  4. To review the purpose and likely duration of the private fostering arrangement and ensure that arrangements with the parents are working.

    The parent and the private foster carer should be encouraged to plan the ending of the placement and prepare the child for the change;
  5. To check that any Requirements imposed are being met and check whether they need to be changed or cancelled;
  6. To ensure that the arrangements for the child's education are satisfactory;
  7. To advise or arrange advice for the private foster carer as necessary;
  8. To check that the financial arrangements for the care of the child are working;
  9. To ensure that the child remains registered with a GP and dentist and that any necessary health care has been provided to take account of any special health needs;
  10. To ensure that the child has access to services as required as a result of any disabilities;
  11. To enquire as to the contact arrangements for the child with the parents and siblings;
  12. To monitor the suitability of the private fostering arrangement, including the capacity of the private foster carer to care for the child, the standard of care the child is receiving and the suitability of members of the private foster carer’s household.

3. Reports on Visits

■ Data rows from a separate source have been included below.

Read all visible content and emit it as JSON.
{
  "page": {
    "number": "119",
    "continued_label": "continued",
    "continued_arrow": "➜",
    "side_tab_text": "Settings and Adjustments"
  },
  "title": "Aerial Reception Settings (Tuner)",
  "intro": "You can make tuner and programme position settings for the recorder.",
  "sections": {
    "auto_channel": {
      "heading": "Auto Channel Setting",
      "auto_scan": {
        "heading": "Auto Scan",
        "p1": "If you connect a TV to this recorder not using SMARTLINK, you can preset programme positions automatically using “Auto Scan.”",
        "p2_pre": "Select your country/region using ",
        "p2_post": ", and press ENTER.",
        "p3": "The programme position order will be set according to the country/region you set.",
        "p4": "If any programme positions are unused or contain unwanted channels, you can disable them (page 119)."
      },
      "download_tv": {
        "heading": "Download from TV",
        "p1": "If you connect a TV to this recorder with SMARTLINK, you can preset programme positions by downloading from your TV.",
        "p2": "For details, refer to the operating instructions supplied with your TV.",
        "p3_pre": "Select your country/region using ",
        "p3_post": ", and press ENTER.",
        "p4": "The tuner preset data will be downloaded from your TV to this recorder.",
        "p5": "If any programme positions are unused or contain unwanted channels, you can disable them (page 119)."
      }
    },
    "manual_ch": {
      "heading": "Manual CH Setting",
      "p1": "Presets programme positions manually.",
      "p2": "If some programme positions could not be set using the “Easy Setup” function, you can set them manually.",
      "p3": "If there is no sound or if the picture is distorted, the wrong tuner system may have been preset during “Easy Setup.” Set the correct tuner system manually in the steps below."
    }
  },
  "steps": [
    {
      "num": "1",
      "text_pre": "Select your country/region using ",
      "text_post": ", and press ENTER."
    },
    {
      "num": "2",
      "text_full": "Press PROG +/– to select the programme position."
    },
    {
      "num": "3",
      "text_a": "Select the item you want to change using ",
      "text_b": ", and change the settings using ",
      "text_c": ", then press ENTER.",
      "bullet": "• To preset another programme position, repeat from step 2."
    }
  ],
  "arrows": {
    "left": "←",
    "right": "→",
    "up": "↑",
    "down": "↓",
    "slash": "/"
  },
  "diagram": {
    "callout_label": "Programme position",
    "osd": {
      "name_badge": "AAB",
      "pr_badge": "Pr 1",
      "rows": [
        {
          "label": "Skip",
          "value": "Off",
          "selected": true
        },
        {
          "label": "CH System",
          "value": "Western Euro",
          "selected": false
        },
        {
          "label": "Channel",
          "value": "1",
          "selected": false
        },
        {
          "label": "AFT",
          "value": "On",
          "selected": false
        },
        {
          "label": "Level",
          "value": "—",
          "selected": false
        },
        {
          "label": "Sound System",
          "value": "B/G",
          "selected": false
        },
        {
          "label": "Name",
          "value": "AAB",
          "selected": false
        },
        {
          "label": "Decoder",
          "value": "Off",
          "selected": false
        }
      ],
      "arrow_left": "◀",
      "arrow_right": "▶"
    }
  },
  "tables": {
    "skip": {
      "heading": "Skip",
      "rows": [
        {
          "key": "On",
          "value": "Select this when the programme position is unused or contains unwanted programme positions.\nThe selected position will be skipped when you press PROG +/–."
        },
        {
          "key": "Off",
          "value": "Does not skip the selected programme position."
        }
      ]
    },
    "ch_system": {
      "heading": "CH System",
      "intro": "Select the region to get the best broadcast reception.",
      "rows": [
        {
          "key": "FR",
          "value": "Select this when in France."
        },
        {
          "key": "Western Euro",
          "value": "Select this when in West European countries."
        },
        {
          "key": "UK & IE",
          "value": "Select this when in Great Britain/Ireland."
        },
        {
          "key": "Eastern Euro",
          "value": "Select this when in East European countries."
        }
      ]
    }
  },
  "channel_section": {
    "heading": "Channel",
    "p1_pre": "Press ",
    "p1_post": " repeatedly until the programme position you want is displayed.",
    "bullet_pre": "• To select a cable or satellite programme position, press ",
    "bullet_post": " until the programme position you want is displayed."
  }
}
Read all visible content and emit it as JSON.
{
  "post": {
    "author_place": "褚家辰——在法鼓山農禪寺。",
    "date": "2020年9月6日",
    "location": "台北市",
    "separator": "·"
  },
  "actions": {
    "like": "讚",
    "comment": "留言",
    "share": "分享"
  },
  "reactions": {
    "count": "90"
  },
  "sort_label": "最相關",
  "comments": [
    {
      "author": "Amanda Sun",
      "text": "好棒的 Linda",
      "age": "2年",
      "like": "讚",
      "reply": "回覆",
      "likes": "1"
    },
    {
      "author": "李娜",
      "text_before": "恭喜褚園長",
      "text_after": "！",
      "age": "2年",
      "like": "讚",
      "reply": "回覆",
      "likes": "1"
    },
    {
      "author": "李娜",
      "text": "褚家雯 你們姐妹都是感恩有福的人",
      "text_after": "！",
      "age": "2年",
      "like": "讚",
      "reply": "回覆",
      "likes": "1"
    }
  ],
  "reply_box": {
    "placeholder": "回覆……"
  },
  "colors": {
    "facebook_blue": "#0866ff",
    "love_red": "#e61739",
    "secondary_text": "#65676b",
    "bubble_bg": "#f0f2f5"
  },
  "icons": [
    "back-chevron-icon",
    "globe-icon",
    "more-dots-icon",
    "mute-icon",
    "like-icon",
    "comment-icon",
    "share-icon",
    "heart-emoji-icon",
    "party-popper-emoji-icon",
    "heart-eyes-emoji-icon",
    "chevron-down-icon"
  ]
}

A report on every visit must be made by the officer of the authority. The report must state whether the child was seen and if so, whether the child was seen alone.  If the child was not seen, the reasons must be recorded. The record must comment on the child's welfare and how the placement is progressing including any views expressed by the private foster carer and the child. It must also contain a recommendation about the continued suitability of the private fostering arrangement and whether any action should be taken and/or Requirements on the private foster carer.

The report must be reviewed by the manager, if any concerns regarding the suitability of the private fostering arrangement are raised.

4. Unsatisfactory care

Where there are concerns about the child's care, the parents should be advised and consideration should be given to invoking the Local Safeguarding Children Board Inter Agency Procedures.


12. Local Authority Foster Carers

Local authority foster carers are not permitted to foster privately.


14. After the Private Fostering Arrangement Ends

Parents have a duty to notify the local authority of the ending of the placement including the name and address of the person into whose care the child has moved.

Unless a young person has a disability, private fostering ends at 16. Children's Services will review the young person's circumstances and future plans as they approach 16. Where a young person remains with the private foster carers after the age of 16, but requires continuing support, he or she should be assisted as a Child In Need. Where the young person moves to independent living, support can be provided to them up as he or she will fall within the definition of Qualifying Young People. Support may include advice, befriending and discretionary financial assistance. It will be provided at the request of the young person on the basis of assessment of need and can continue up to the age of 21 or beyond if the young person is in higher education, up to the end of the course.

See Leaving Care Procedure.

End